Pastor Arif Khokar, who has led a poor Christian congregation for years in Punjab, was accused of burning pages of the Koran after a row with a neighbour. He too vehemently denies the charge of blasphemy.
"I felt like I was going to have a heart attack," he told the BBC. "I panicked when the police told me. I never thought this could happen to me."
Pastor Khokar is now on bail - unlike many blasphemy cases neither he nor his family have been attacked but he says they live in fear every day.
"We know the punishment of this accusation and what happens to people - especially Christians. We live under so much tension."
The lawyers and judges who handle these cases are often threatened and attacked. Asma Jahanghir, who has worked on blasphemy cases for more than 20 years, says she has been targeted regularly.
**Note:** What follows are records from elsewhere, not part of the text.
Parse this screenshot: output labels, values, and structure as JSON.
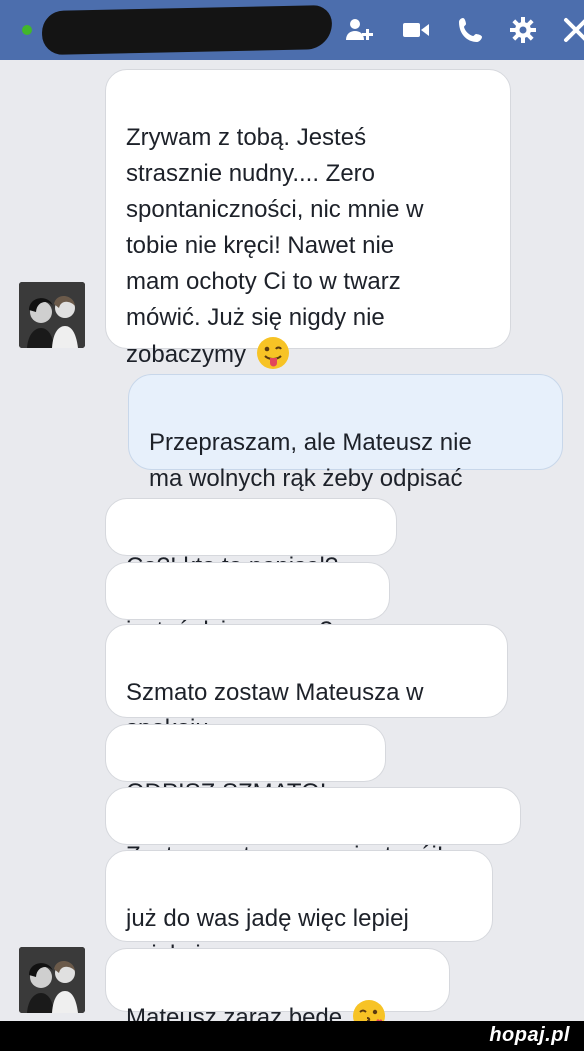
{
  "header": {
    "contact_name": "",
    "status": "online",
    "icons": [
      "add-people-icon",
      "video-call-icon",
      "phone-call-icon",
      "settings-gear-icon",
      "close-icon"
    ]
  },
  "messages": [
    {
      "from": "them",
      "text": "Zrywam z tobą. Jesteś\nstrasznie nudny.... Zero\nspontaniczności, nic mnie w\ntobie nie kręci! Nawet nie\nmam ochoty Ci to w twarz\nmówić. Już się nigdy nie\nzobaczymy",
      "emoji": "tongue-out-emoji"
    },
    {
      "from": "me",
      "text": "Przepraszam, ale Mateusz nie\nma wolnych rąk żeby odpisać"
    },
    {
      "from": "them",
      "text": "Co?! kto to napisał?"
    },
    {
      "from": "them",
      "text": "jesteś dziewczyną?"
    },
    {
      "from": "them",
      "text": "Szmato zostaw Mateusza w\nspokoju"
    },
    {
      "from": "them",
      "text": "ODPISZ SZMATO!"
    },
    {
      "from": "them",
      "text": "Zostaw mateusza on jest mój!"
    },
    {
      "from": "them",
      "text": "już do was jadę więc lepiej\nuciekaj"
    },
    {
      "from": "them",
      "text": "Mateusz zaraz będę",
      "emoji": "kiss-emoji"
    }
  ],
  "watermark": "hopaj.pl",
  "colors": {
    "header": "#4c6ead",
    "background": "#e9eaee",
    "incoming_bubble": "#ffffff",
    "outgoing_bubble": "#e7f0fb",
    "online": "#42b72a"
  }
}
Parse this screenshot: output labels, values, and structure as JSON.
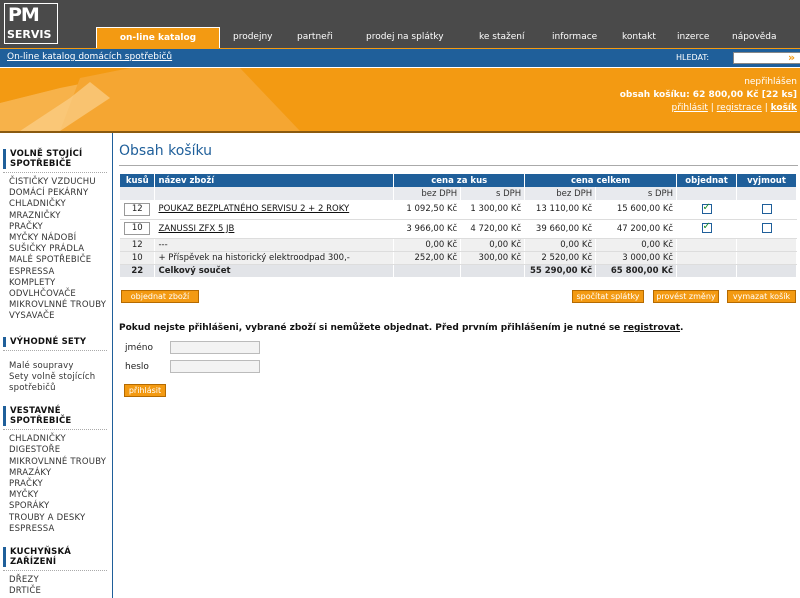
{
  "logo": {
    "line1": "PM",
    "line2": "SERVIS"
  },
  "nav": [
    {
      "label": "on-line katalog",
      "active": true
    },
    {
      "label": "prodejny"
    },
    {
      "label": "partneři"
    },
    {
      "label": "prodej na splátky"
    },
    {
      "label": "ke stažení"
    },
    {
      "label": "informace"
    },
    {
      "label": "kontakt"
    },
    {
      "label": "inzerce"
    },
    {
      "label": "nápověda"
    }
  ],
  "breadcrumb": "On-line katalog domácích spotřebičů",
  "search": {
    "label": "HLEDAT:",
    "value": "",
    "go_icon": "double-arrow-right-icon"
  },
  "user": {
    "status": "nepřihlášen",
    "cart_summary": "obsah košíku: 62 800,00 Kč [22 ks]",
    "links": [
      "přihlásit",
      "registrace",
      "košík"
    ],
    "separator": "|"
  },
  "sidebar": {
    "sections": [
      {
        "title": "VOLNĚ STOJÍCÍ SPOTŘEBIČE",
        "items": [
          "ČISTIČKY VZDUCHU",
          "DOMÁCÍ PEKÁRNY",
          "CHLADNIČKY",
          "MRAZNIČKY",
          "PRAČKY",
          "MYČKY NÁDOBÍ",
          "SUŠIČKY PRÁDLA",
          "MALÉ SPOTŘEBIČE",
          "ESPRESSA",
          "KOMPLETY",
          "ODVLHČOVAČE",
          "MIKROVLNNÉ TROUBY",
          "VYSAVAČE"
        ]
      },
      {
        "title": "VÝHODNÉ SETY",
        "items": [
          "Malé soupravy",
          "Sety volně stojících spotřebičů"
        ]
      },
      {
        "title": "VESTAVNÉ SPOTŘEBIČE",
        "items": [
          "CHLADNIČKY",
          "DIGESTOŘE",
          "MIKROVLNNÉ TROUBY",
          "MRAZÁKY",
          "PRAČKY",
          "MYČKY",
          "SPORÁKY",
          "TROUBY A DESKY",
          "ESPRESSA"
        ]
      },
      {
        "title": "KUCHYŇSKÁ ZAŘÍZENÍ",
        "items": [
          "DŘEZY",
          "DRTIČE"
        ]
      }
    ]
  },
  "main": {
    "title": "Obsah košíku",
    "table": {
      "headers": {
        "qty": "kusů",
        "name": "název zboží",
        "unit_price": "cena za kus",
        "total_price": "cena celkem",
        "order": "objednat",
        "remove": "vyjmout"
      },
      "subheaders": {
        "no_vat": "bez DPH",
        "with_vat": "s DPH"
      },
      "rows": [
        {
          "qty": "12",
          "name": "POUKAZ BEZPLATNÉHO SERVISU 2 + 2 ROKY",
          "unit_no_vat": "1 092,50 Kč",
          "unit_vat": "1 300,00 Kč",
          "total_no_vat": "13 110,00 Kč",
          "total_vat": "15 600,00 Kč",
          "order": true,
          "remove": false
        },
        {
          "qty": "10",
          "name": "ZANUSSI ZFX 5 JB",
          "unit_no_vat": "3 966,00 Kč",
          "unit_vat": "4 720,00 Kč",
          "total_no_vat": "39 660,00 Kč",
          "total_vat": "47 200,00 Kč",
          "order": true,
          "remove": false
        },
        {
          "qty": "12",
          "name": "---",
          "unit_no_vat": "0,00 Kč",
          "unit_vat": "0,00 Kč",
          "total_no_vat": "0,00 Kč",
          "total_vat": "0,00 Kč"
        },
        {
          "qty": "10",
          "name": "+ Příspěvek na historický elektroodpad 300,-",
          "unit_no_vat": "252,00 Kč",
          "unit_vat": "300,00 Kč",
          "total_no_vat": "2 520,00 Kč",
          "total_vat": "3 000,00 Kč"
        }
      ],
      "total": {
        "qty": "22",
        "label": "Celkový součet",
        "total_no_vat": "55 290,00 Kč",
        "total_vat": "65 800,00 Kč"
      }
    },
    "buttons": {
      "order": "objednat zboží",
      "installments": "spočítat splátky",
      "apply": "provést změny",
      "clear": "vymazat košík"
    },
    "login": {
      "message": "Pokud nejste přihlášeni, vybrané zboží si nemůžete objednat. Před prvním přihlášením je nutné se",
      "register_link": "registrovat",
      "message_end": ".",
      "name_label": "jméno",
      "password_label": "heslo",
      "name_value": "",
      "password_value": "",
      "submit": "přihlásit"
    }
  },
  "colors": {
    "orange": "#f39a12",
    "blue": "#1f5f9a",
    "dark": "#4a4a4a"
  }
}
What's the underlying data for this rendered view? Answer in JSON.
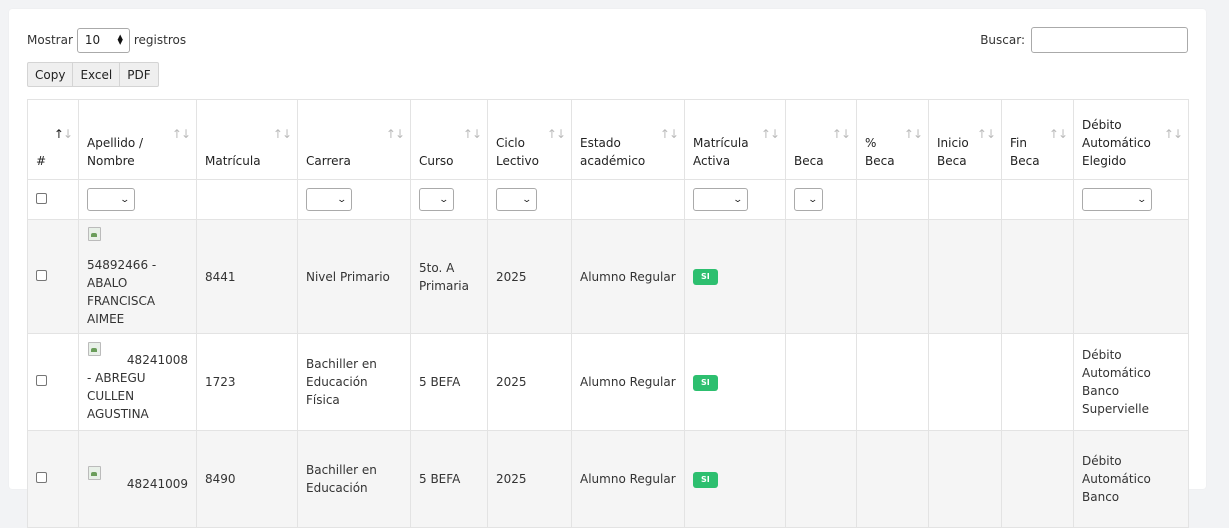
{
  "controls": {
    "show_label": "Mostrar",
    "length_value": "10",
    "records_label": "registros",
    "search_label": "Buscar:",
    "search_value": ""
  },
  "buttons": {
    "copy": "Copy",
    "excel": "Excel",
    "pdf": "PDF"
  },
  "columns": [
    {
      "l1": "",
      "l2": "#"
    },
    {
      "l1": "Apellido /",
      "l2": "Nombre"
    },
    {
      "l1": "",
      "l2": "Matrícula"
    },
    {
      "l1": "",
      "l2": "Carrera"
    },
    {
      "l1": "",
      "l2": "Curso"
    },
    {
      "l1": "Ciclo",
      "l2": "Lectivo"
    },
    {
      "l1": "Estado",
      "l2": "académico"
    },
    {
      "l1": "Matrícula",
      "l2": "Activa"
    },
    {
      "l1": "",
      "l2": "Beca"
    },
    {
      "l1": "%",
      "l2": "Beca"
    },
    {
      "l1": "Inicio",
      "l2": "Beca"
    },
    {
      "l1": "Fin",
      "l2": "Beca"
    },
    {
      "l1": "Débito",
      "l2": "Automático",
      "l3": "Elegido"
    }
  ],
  "rows": [
    {
      "name_l1": "54892466 -",
      "name_l2": "ABALO",
      "name_l3": "FRANCISCA AIMEE",
      "matricula": "8441",
      "carrera_l1": "Nivel Primario",
      "carrera_l2": "",
      "carrera_l3": "",
      "curso_l1": "5to. A",
      "curso_l2": "Primaria",
      "ciclo": "2025",
      "estado": "Alumno Regular",
      "activa": "SI",
      "debito_l1": "",
      "debito_l2": "",
      "debito_l3": "",
      "debito_l4": ""
    },
    {
      "name_l1": "48241008",
      "name_l2": "- ABREGU CULLEN",
      "name_l3": "AGUSTINA",
      "matricula": "1723",
      "carrera_l1": "Bachiller en",
      "carrera_l2": "Educación",
      "carrera_l3": "Física",
      "curso_l1": "5 BEFA",
      "curso_l2": "",
      "ciclo": "2025",
      "estado": "Alumno Regular",
      "activa": "SI",
      "debito_l1": "Débito",
      "debito_l2": "Automático",
      "debito_l3": "Banco",
      "debito_l4": "Supervielle"
    },
    {
      "name_l1": "48241009",
      "name_l2": "",
      "name_l3": "",
      "matricula": "8490",
      "carrera_l1": "Bachiller en",
      "carrera_l2": "Educación",
      "carrera_l3": "",
      "curso_l1": "5 BEFA",
      "curso_l2": "",
      "ciclo": "2025",
      "estado": "Alumno Regular",
      "activa": "SI",
      "debito_l1": "Débito",
      "debito_l2": "Automático",
      "debito_l3": "Banco",
      "debito_l4": ""
    }
  ],
  "colors": {
    "badge": "#2dbf6f",
    "row_striped": "#f5f5f5"
  }
}
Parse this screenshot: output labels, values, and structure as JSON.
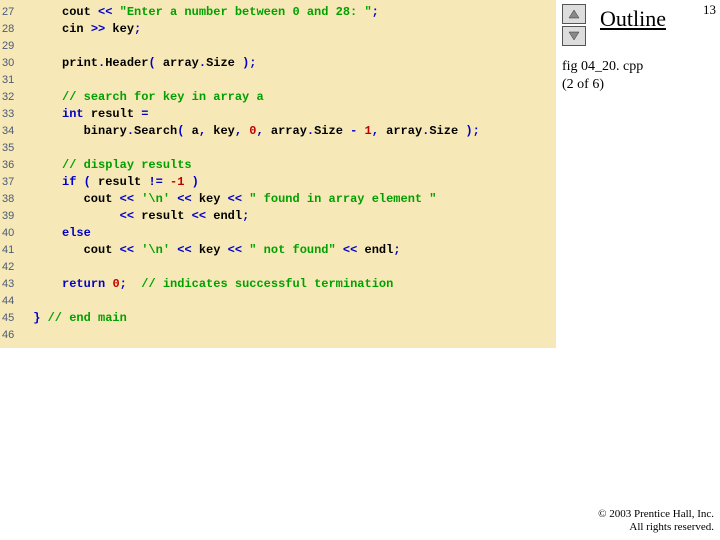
{
  "page_number": "13",
  "outline_label": "Outline",
  "file_name": "fig 04_20. cpp",
  "file_part": "(2 of 6)",
  "copyright_line1": "© 2003 Prentice Hall, Inc.",
  "copyright_line2": "All rights reserved.",
  "lines": {
    "l27": {
      "n": "27",
      "pre": "     cout ",
      "op1": "<<",
      "s1": " \"Enter a number between 0 and 28: \"",
      "tail": ";"
    },
    "l28": {
      "n": "28",
      "pre": "     cin ",
      "op1": ">>",
      "mid": " key",
      "tail": ";"
    },
    "l29": {
      "n": "29",
      "blank": " "
    },
    "l30": {
      "n": "30",
      "pre": "     print",
      "op1": ".",
      "mid1": "Header",
      "op2": "(",
      "mid2": " array",
      "op3": ".",
      "mid3": "Size ",
      "op4": ");"
    },
    "l31": {
      "n": "31",
      "blank": " "
    },
    "l32": {
      "n": "32",
      "pre": "     ",
      "cmt": "// search for key in array a"
    },
    "l33": {
      "n": "33",
      "pre": "     ",
      "kw": "int",
      "mid": " result ",
      "op": "="
    },
    "l34": {
      "n": "34",
      "pre": "        binary",
      "op1": ".",
      "mid1": "Search",
      "op2": "(",
      "mid2": " a",
      "c1": ",",
      "mid3": " key",
      "c2": ",",
      "sp1": " ",
      "n1": "0",
      "c3": ",",
      "mid4": " array",
      "op3": ".",
      "mid5": "Size ",
      "op4": "-",
      "sp2": " ",
      "n2": "1",
      "c4": ",",
      "mid6": " array",
      "op5": ".",
      "mid7": "Size ",
      "op6": ");"
    },
    "l35": {
      "n": "35",
      "blank": " "
    },
    "l36": {
      "n": "36",
      "pre": "     ",
      "cmt": "// display results"
    },
    "l37": {
      "n": "37",
      "pre": "     ",
      "kw": "if",
      "sp": " ",
      "op1": "(",
      "mid": " result ",
      "op2": "!=",
      "sp2": " ",
      "num": "-1",
      "sp3": " ",
      "op3": ")"
    },
    "l38": {
      "n": "38",
      "pre": "        cout ",
      "op1": "<<",
      "sp1": " ",
      "s1": "'\\n'",
      "sp2": " ",
      "op2": "<<",
      "mid": " key ",
      "op3": "<<",
      "sp3": " ",
      "s2": "\" found in array element \""
    },
    "l39": {
      "n": "39",
      "pre": "             ",
      "op1": "<<",
      "mid": " result ",
      "op2": "<<",
      "mid2": " endl",
      "tail": ";"
    },
    "l40": {
      "n": "40",
      "pre": "     ",
      "kw": "else"
    },
    "l41": {
      "n": "41",
      "pre": "        cout ",
      "op1": "<<",
      "sp1": " ",
      "s1": "'\\n'",
      "sp2": " ",
      "op2": "<<",
      "mid": " key ",
      "op3": "<<",
      "sp3": " ",
      "s2": "\" not found\"",
      "sp4": " ",
      "op4": "<<",
      "mid2": " endl",
      "tail": ";"
    },
    "l42": {
      "n": "42",
      "blank": " "
    },
    "l43": {
      "n": "43",
      "pre": "     ",
      "kw": "return",
      "sp": " ",
      "num": "0",
      "tail": ";",
      "sp2": "  ",
      "cmt": "// indicates successful termination"
    },
    "l44": {
      "n": "44",
      "blank": " "
    },
    "l45": {
      "n": "45",
      "pre": " ",
      "op": "}",
      "sp": " ",
      "cmt": "// end main"
    },
    "l46": {
      "n": "46",
      "blank": " "
    }
  }
}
"Religious intolerance is something that people are taking advantage of, and the courts continue to be scared," she said.
"Because you can accuse someone of blasphemy, you then gather a crowd, threaten judges, threaten lawyers and spew anger."
Asma Jahangir said she thought it was unlikely that Asia Bibi would be pardoned because of the outrage it may cause.
Asia's husband said the blasphemy law had "destroyed our lives".
"I call on the international community to help. And I ask the Pakistani government to review this law," he said.
Her daughters visit her from time to time but seeing her in jail is never easy.
"We saw her last December," Esham said. "We asked the warden to open the cell so we can hug her, but he didn't. My mother hugged and kissed us from behind the bars. She cried deep from her heart."